= What you need to do =
Set down a faithful copy of every record, and skip the pictures in it.

(Data records for software interfaces)
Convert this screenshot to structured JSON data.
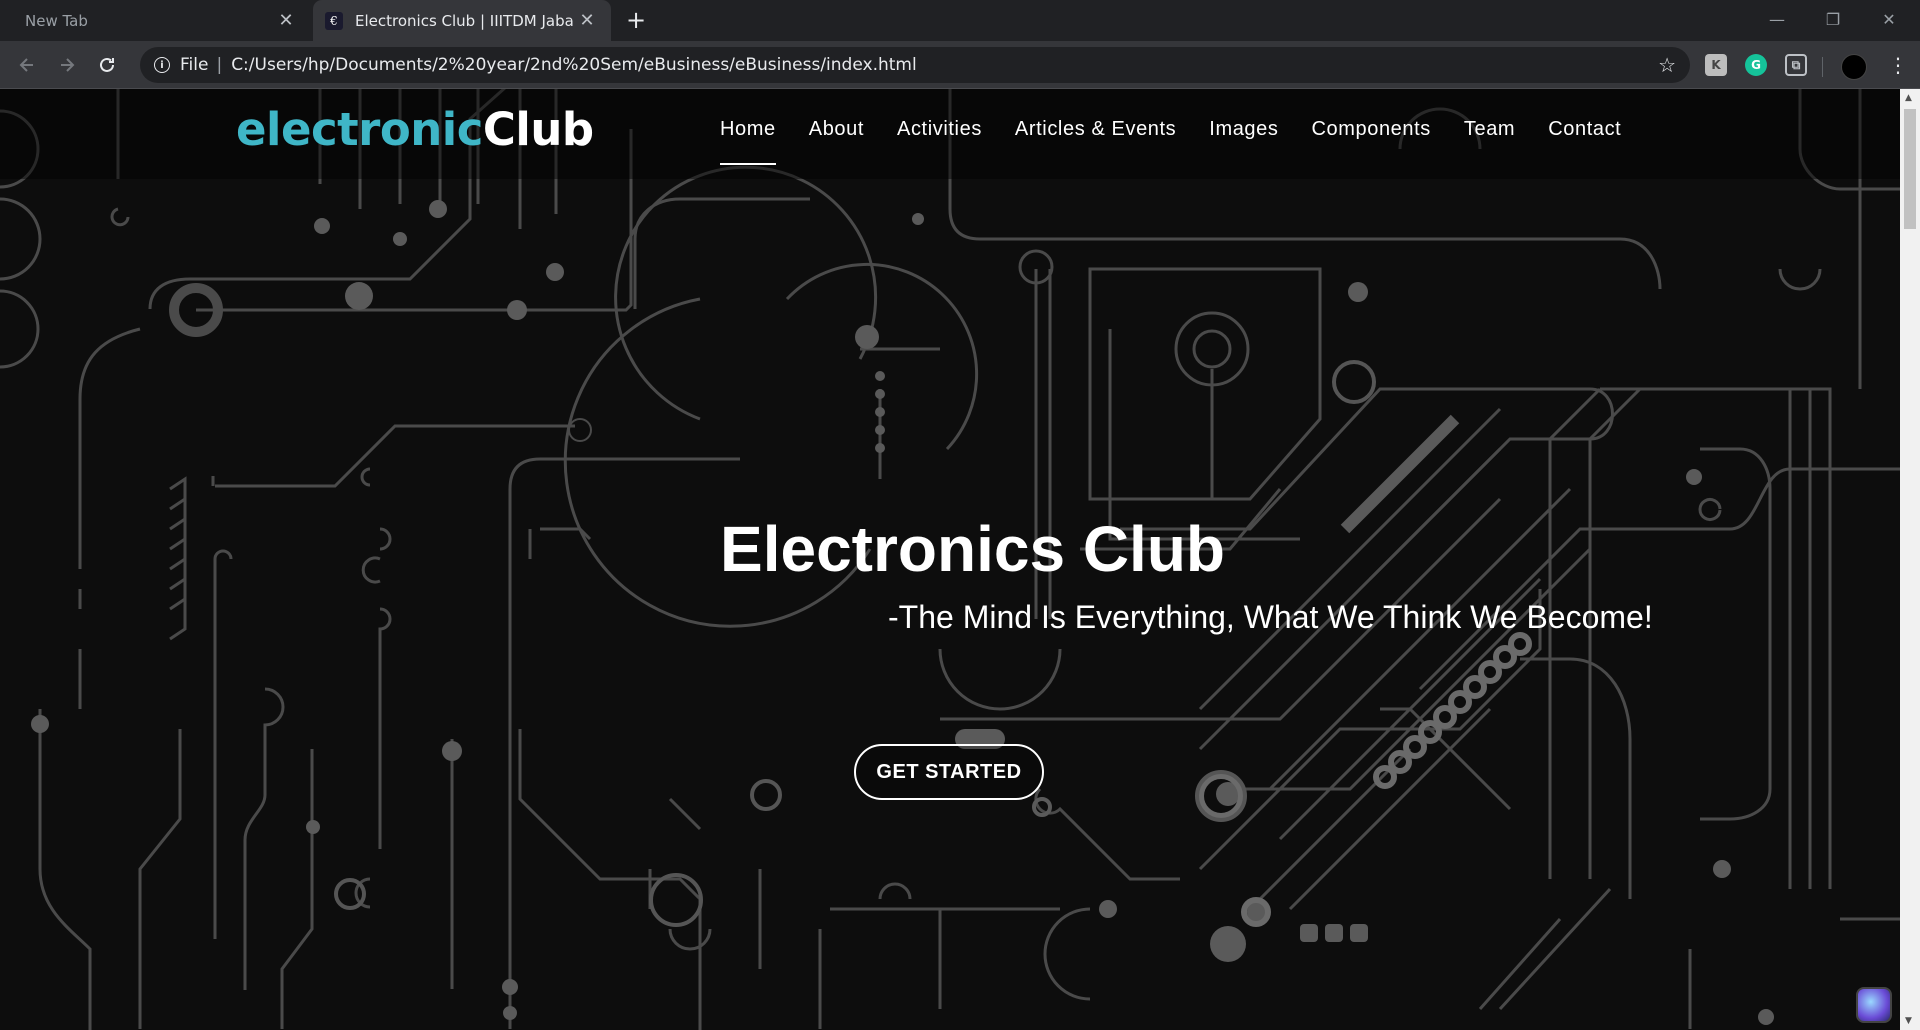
{
  "browser": {
    "tabs": [
      {
        "title": "New Tab",
        "active": false
      },
      {
        "title": "Electronics Club | IIITDM Jabalpur",
        "active": true
      }
    ],
    "new_tab_symbol": "+",
    "close_symbol": "✕",
    "window_controls": {
      "minimize": "—",
      "restore": "❐",
      "close": "✕"
    },
    "nav_icons": {
      "back": "back-arrow-icon",
      "forward": "forward-arrow-icon",
      "reload": "reload-icon"
    },
    "omnibox": {
      "scheme_label": "File",
      "separator": "|",
      "url": "C:/Users/hp/Documents/2%20year/2nd%20Sem/eBusiness/eBusiness/index.html"
    },
    "extensions": [
      {
        "name": "k-extension-icon",
        "glyph": "K"
      },
      {
        "name": "grammarly-icon",
        "glyph": "G"
      },
      {
        "name": "screen-capture-icon",
        "glyph": "⧉"
      }
    ]
  },
  "site": {
    "logo": {
      "part1": "electronic",
      "part2": "Club"
    },
    "nav": [
      {
        "label": "Home",
        "active": true
      },
      {
        "label": "About",
        "active": false
      },
      {
        "label": "Activities",
        "active": false
      },
      {
        "label": "Articles & Events",
        "active": false
      },
      {
        "label": "Images",
        "active": false
      },
      {
        "label": "Components",
        "active": false
      },
      {
        "label": "Team",
        "active": false
      },
      {
        "label": "Contact",
        "active": false
      }
    ],
    "hero": {
      "title": "Electronics Club",
      "subtitle": "-The Mind Is Everything, What We Think We Become!",
      "cta": "GET STARTED"
    }
  },
  "colors": {
    "logo_accent": "#3fb6c7",
    "background": "#0d0d0d",
    "circuit": "#5a5a5a"
  }
}
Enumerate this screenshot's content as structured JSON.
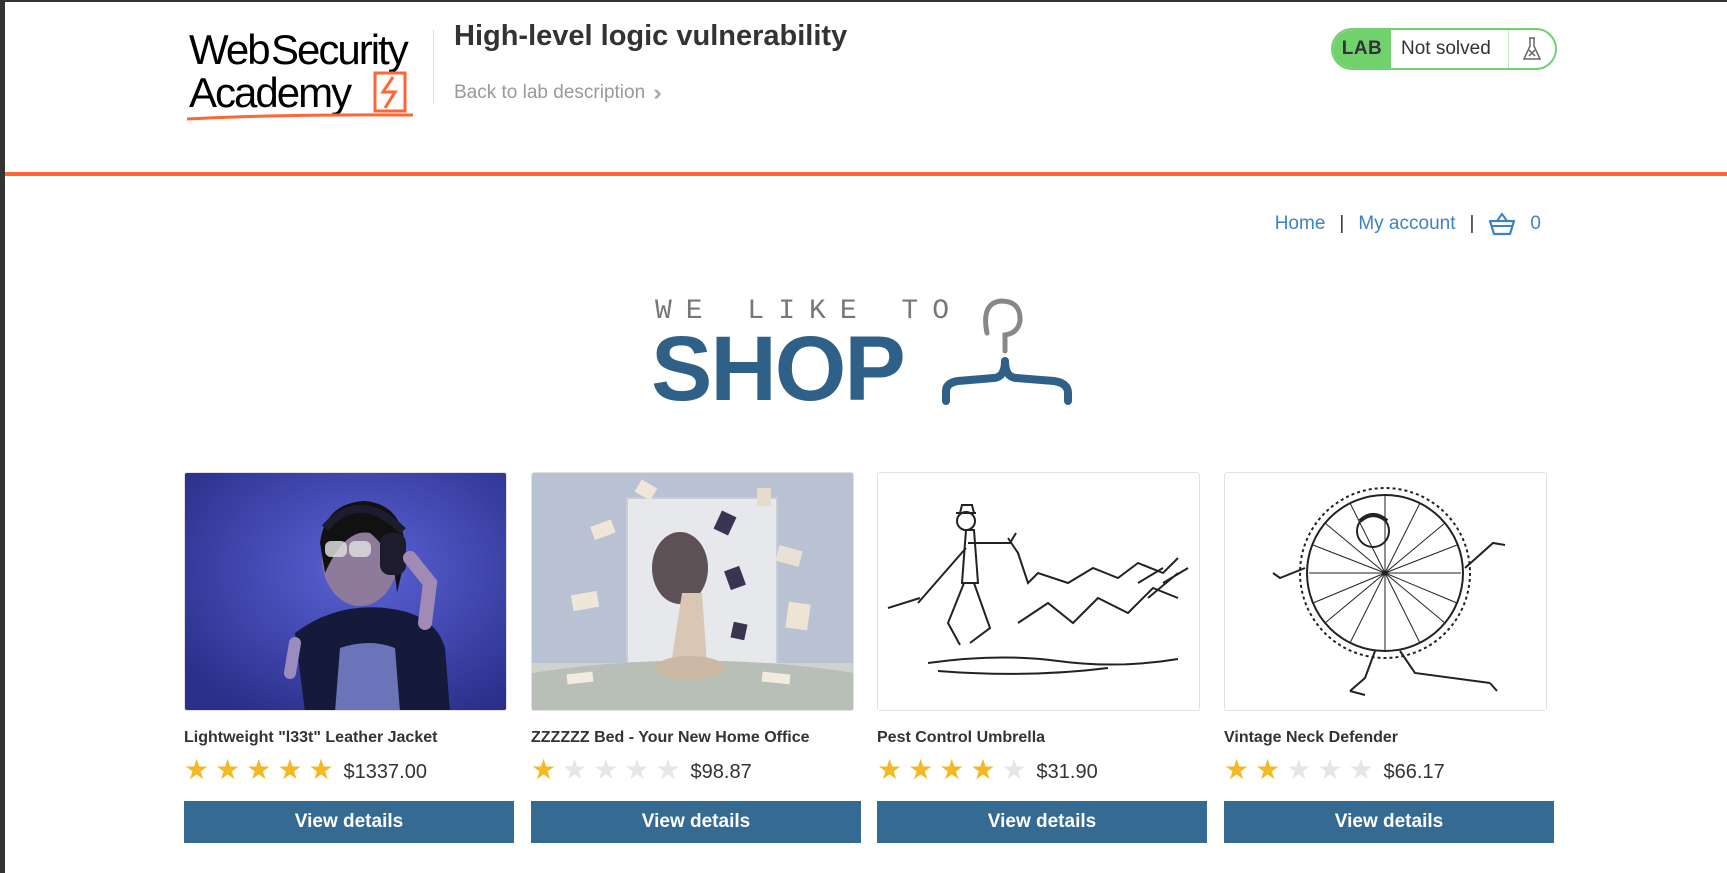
{
  "header": {
    "logo_text": "Web Security Academy",
    "lab_title": "High-level logic vulnerability",
    "back_link": "Back to lab description",
    "lab_badge": "LAB",
    "lab_status": "Not solved"
  },
  "nav": {
    "home": "Home",
    "separator": "|",
    "my_account": "My account",
    "cart_count": "0"
  },
  "banner": {
    "top_text": "WE LIKE TO",
    "main_text": "SHOP"
  },
  "products": [
    {
      "name": "Lightweight \"l33t\" Leather Jacket",
      "rating": 5,
      "price": "$1337.00",
      "button": "View details",
      "image": "person-with-headphones-photo"
    },
    {
      "name": "ZZZZZZ Bed - Your New Home Office",
      "rating": 1,
      "price": "$98.87",
      "button": "View details",
      "image": "woman-on-bed-with-flying-books-photo"
    },
    {
      "name": "Pest Control Umbrella",
      "rating": 4,
      "price": "$31.90",
      "button": "View details",
      "image": "man-with-umbrella-chasing-rats-sketch"
    },
    {
      "name": "Vintage Neck Defender",
      "rating": 2,
      "price": "$66.17",
      "button": "View details",
      "image": "man-in-giant-ruff-collar-sketch"
    }
  ],
  "colors": {
    "brand_orange": "#ff6633",
    "lab_green": "#70d16d",
    "link_blue": "#3d82c4",
    "button_blue": "#356a93",
    "star_gold": "#f3b823"
  }
}
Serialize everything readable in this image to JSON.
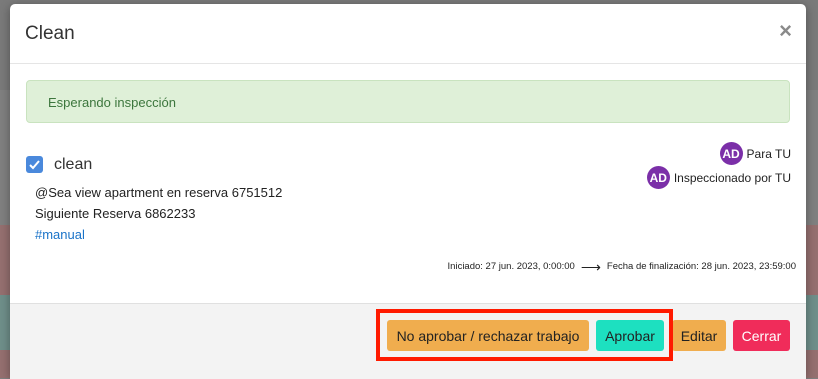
{
  "modal": {
    "title": "Clean",
    "close_glyph": "×",
    "status_alert": "Esperando inspección",
    "task": {
      "checked": true,
      "name": "clean",
      "lines": [
        "@Sea view apartment en reserva 6751512",
        "Siguiente Reserva 6862233"
      ],
      "tag": "#manual"
    },
    "assignees": [
      {
        "initials": "AD",
        "label": "Para TU"
      },
      {
        "initials": "AD",
        "label": "Inspeccionado por TU"
      }
    ],
    "avatar_color": "#7b2fa8",
    "times": {
      "started": "Iniciado: 27 jun. 2023, 0:00:00",
      "arrow": "⟶",
      "finished": "Fecha de finalización: 28 jun. 2023, 23:59:00"
    },
    "footer": {
      "reject_label": "No aprobar / rechazar trabajo",
      "approve_label": "Aprobar",
      "edit_label": "Editar",
      "close_label": "Cerrar"
    }
  },
  "colors": {
    "reject": "#f0ad4e",
    "approve": "#1de0c0",
    "edit": "#f0ad4e",
    "close": "#f02c5a",
    "highlight": "#ff1a00"
  }
}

= Solution to this exercise =
Convert this screenshot to structured JSON data.
{
  "browser": {
    "tabs": [
      {
        "title": "New Tab",
        "active": false
      },
      {
        "title": "Electronics Club | IIITDM Jabalpur",
        "active": true
      }
    ],
    "new_tab_symbol": "+",
    "close_symbol": "✕",
    "window_controls": {
      "minimize": "—",
      "restore": "❐",
      "close": "✕"
    },
    "nav_icons": {
      "back": "back-arrow-icon",
      "forward": "forward-arrow-icon",
      "reload": "reload-icon"
    },
    "omnibox": {
      "scheme_label": "File",
      "separator": "|",
      "url": "C:/Users/hp/Documents/2%20year/2nd%20Sem/eBusiness/eBusiness/index.html"
    },
    "extensions": [
      {
        "name": "k-extension-icon",
        "glyph": "K"
      },
      {
        "name": "grammarly-icon",
        "glyph": "G"
      },
      {
        "name": "screen-capture-icon",
        "glyph": "⧉"
      }
    ]
  },
  "site": {
    "logo": {
      "part1": "electronic",
      "part2": "Club"
    },
    "nav": [
      {
        "label": "Home",
        "active": true
      },
      {
        "label": "About",
        "active": false
      },
      {
        "label": "Activities",
        "active": false
      },
      {
        "label": "Articles & Events",
        "active": false
      },
      {
        "label": "Images",
        "active": false
      },
      {
        "label": "Components",
        "active": false
      },
      {
        "label": "Team",
        "active": false
      },
      {
        "label": "Contact",
        "active": false
      }
    ],
    "hero": {
      "title": "Electronics Club",
      "subtitle": "-The Mind Is Everything, What We Think We Become!",
      "cta": "GET STARTED"
    }
  },
  "colors": {
    "logo_accent": "#3fb6c7",
    "background": "#0d0d0d",
    "circuit": "#5a5a5a"
  }
}
Enumerate this screenshot's content as structured JSON.
{
  "header": {
    "logo_text": "Web Security Academy",
    "lab_title": "High-level logic vulnerability",
    "back_link": "Back to lab description",
    "lab_badge": "LAB",
    "lab_status": "Not solved"
  },
  "nav": {
    "home": "Home",
    "separator": "|",
    "my_account": "My account",
    "cart_count": "0"
  },
  "banner": {
    "top_text": "WE LIKE TO",
    "main_text": "SHOP"
  },
  "products": [
    {
      "name": "Lightweight \"l33t\" Leather Jacket",
      "rating": 5,
      "price": "$1337.00",
      "button": "View details",
      "image": "person-with-headphones-photo"
    },
    {
      "name": "ZZZZZZ Bed - Your New Home Office",
      "rating": 1,
      "price": "$98.87",
      "button": "View details",
      "image": "woman-on-bed-with-flying-books-photo"
    },
    {
      "name": "Pest Control Umbrella",
      "rating": 4,
      "price": "$31.90",
      "button": "View details",
      "image": "man-with-umbrella-chasing-rats-sketch"
    },
    {
      "name": "Vintage Neck Defender",
      "rating": 2,
      "price": "$66.17",
      "button": "View details",
      "image": "man-in-giant-ruff-collar-sketch"
    }
  ],
  "colors": {
    "brand_orange": "#ff6633",
    "lab_green": "#70d16d",
    "link_blue": "#3d82c4",
    "button_blue": "#356a93",
    "star_gold": "#f3b823"
  }
}
Serialize everything readable in this image to JSON.
{
  "modal": {
    "title": "Clean",
    "close_glyph": "×",
    "status_alert": "Esperando inspección",
    "task": {
      "checked": true,
      "name": "clean",
      "lines": [
        "@Sea view apartment en reserva 6751512",
        "Siguiente Reserva 6862233"
      ],
      "tag": "#manual"
    },
    "assignees": [
      {
        "initials": "AD",
        "label": "Para TU"
      },
      {
        "initials": "AD",
        "label": "Inspeccionado por TU"
      }
    ],
    "avatar_color": "#7b2fa8",
    "times": {
      "started": "Iniciado: 27 jun. 2023, 0:00:00",
      "arrow": "⟶",
      "finished": "Fecha de finalización: 28 jun. 2023, 23:59:00"
    },
    "footer": {
      "reject_label": "No aprobar / rechazar trabajo",
      "approve_label": "Aprobar",
      "edit_label": "Editar",
      "close_label": "Cerrar"
    }
  },
  "colors": {
    "reject": "#f0ad4e",
    "approve": "#1de0c0",
    "edit": "#f0ad4e",
    "close": "#f02c5a",
    "highlight": "#ff1a00"
  }
}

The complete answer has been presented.